**Exercise:**
Could you return every record below word for word, leaving out the pictures?

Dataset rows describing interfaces

════════

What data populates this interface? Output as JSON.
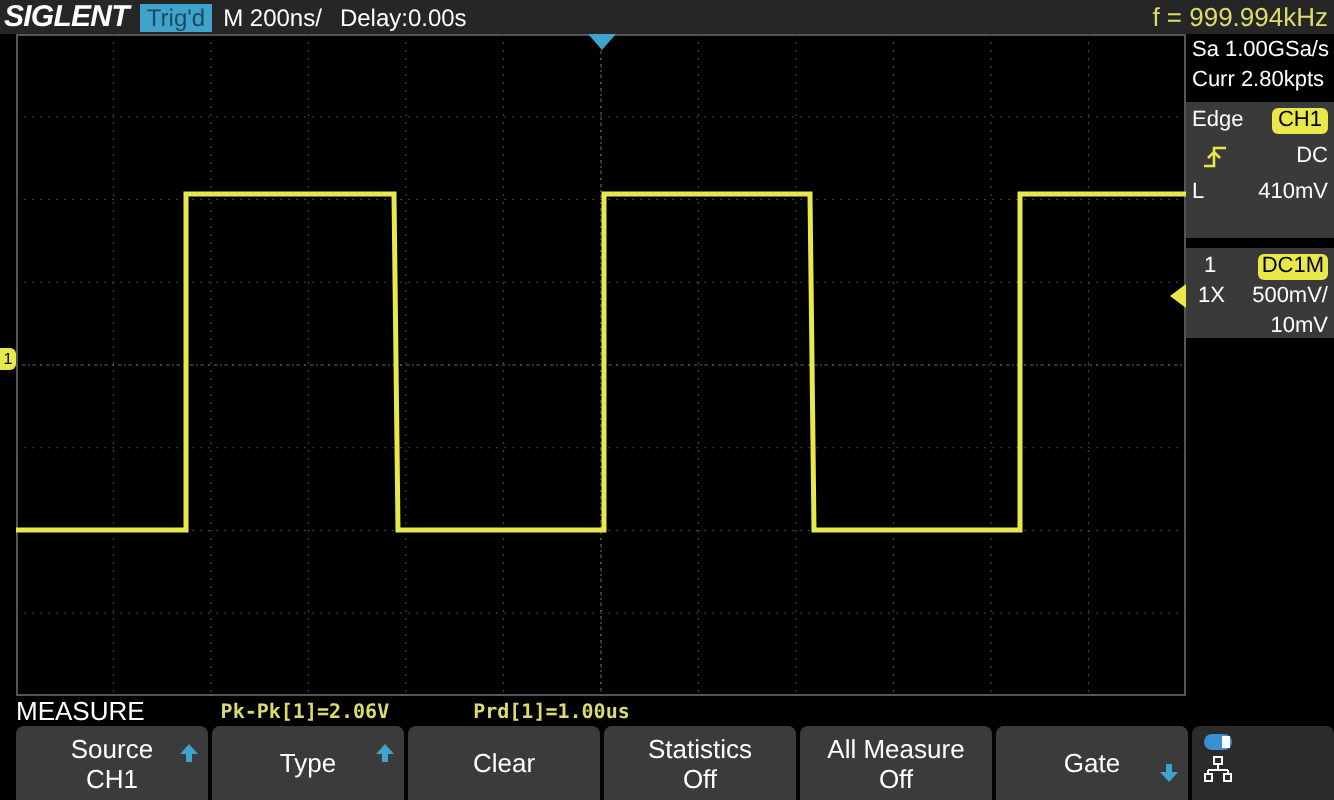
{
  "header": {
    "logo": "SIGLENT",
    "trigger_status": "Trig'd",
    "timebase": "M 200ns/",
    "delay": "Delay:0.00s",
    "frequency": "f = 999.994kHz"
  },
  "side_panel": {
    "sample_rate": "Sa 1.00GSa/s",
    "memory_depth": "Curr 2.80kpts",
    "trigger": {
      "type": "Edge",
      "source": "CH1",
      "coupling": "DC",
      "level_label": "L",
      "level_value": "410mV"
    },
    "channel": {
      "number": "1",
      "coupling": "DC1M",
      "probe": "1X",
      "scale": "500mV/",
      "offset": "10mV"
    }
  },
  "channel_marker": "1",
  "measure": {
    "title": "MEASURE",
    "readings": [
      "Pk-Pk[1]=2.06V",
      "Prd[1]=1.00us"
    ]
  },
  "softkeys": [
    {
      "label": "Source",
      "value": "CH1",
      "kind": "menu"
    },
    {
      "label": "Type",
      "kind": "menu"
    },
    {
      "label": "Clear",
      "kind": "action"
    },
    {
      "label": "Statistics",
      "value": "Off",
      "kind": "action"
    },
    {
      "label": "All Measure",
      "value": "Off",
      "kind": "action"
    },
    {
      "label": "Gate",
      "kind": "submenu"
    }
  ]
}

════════

**Response to the task:**
What data populates this interface? Output as JSON.
{
  "header": {
    "logo": "SIGLENT",
    "trigger_status": "Trig'd",
    "timebase": "M 200ns/",
    "delay": "Delay:0.00s",
    "frequency": "f = 999.994kHz"
  },
  "side_panel": {
    "sample_rate": "Sa 1.00GSa/s",
    "memory_depth": "Curr 2.80kpts",
    "trigger": {
      "type": "Edge",
      "source": "CH1",
      "coupling": "DC",
      "level_label": "L",
      "level_value": "410mV"
    },
    "channel": {
      "number": "1",
      "coupling": "DC1M",
      "probe": "1X",
      "scale": "500mV/",
      "offset": "10mV"
    }
  },
  "channel_marker": "1",
  "measure": {
    "title": "MEASURE",
    "readings": [
      "Pk-Pk[1]=2.06V",
      "Prd[1]=1.00us"
    ]
  },
  "softkeys": [
    {
      "label": "Source",
      "value": "CH1",
      "kind": "menu"
    },
    {
      "label": "Type",
      "kind": "menu"
    },
    {
      "label": "Clear",
      "kind": "action"
    },
    {
      "label": "Statistics",
      "value": "Off",
      "kind": "action"
    },
    {
      "label": "All Measure",
      "value": "Off",
      "kind": "action"
    },
    {
      "label": "Gate",
      "kind": "submenu"
    }
  ]
}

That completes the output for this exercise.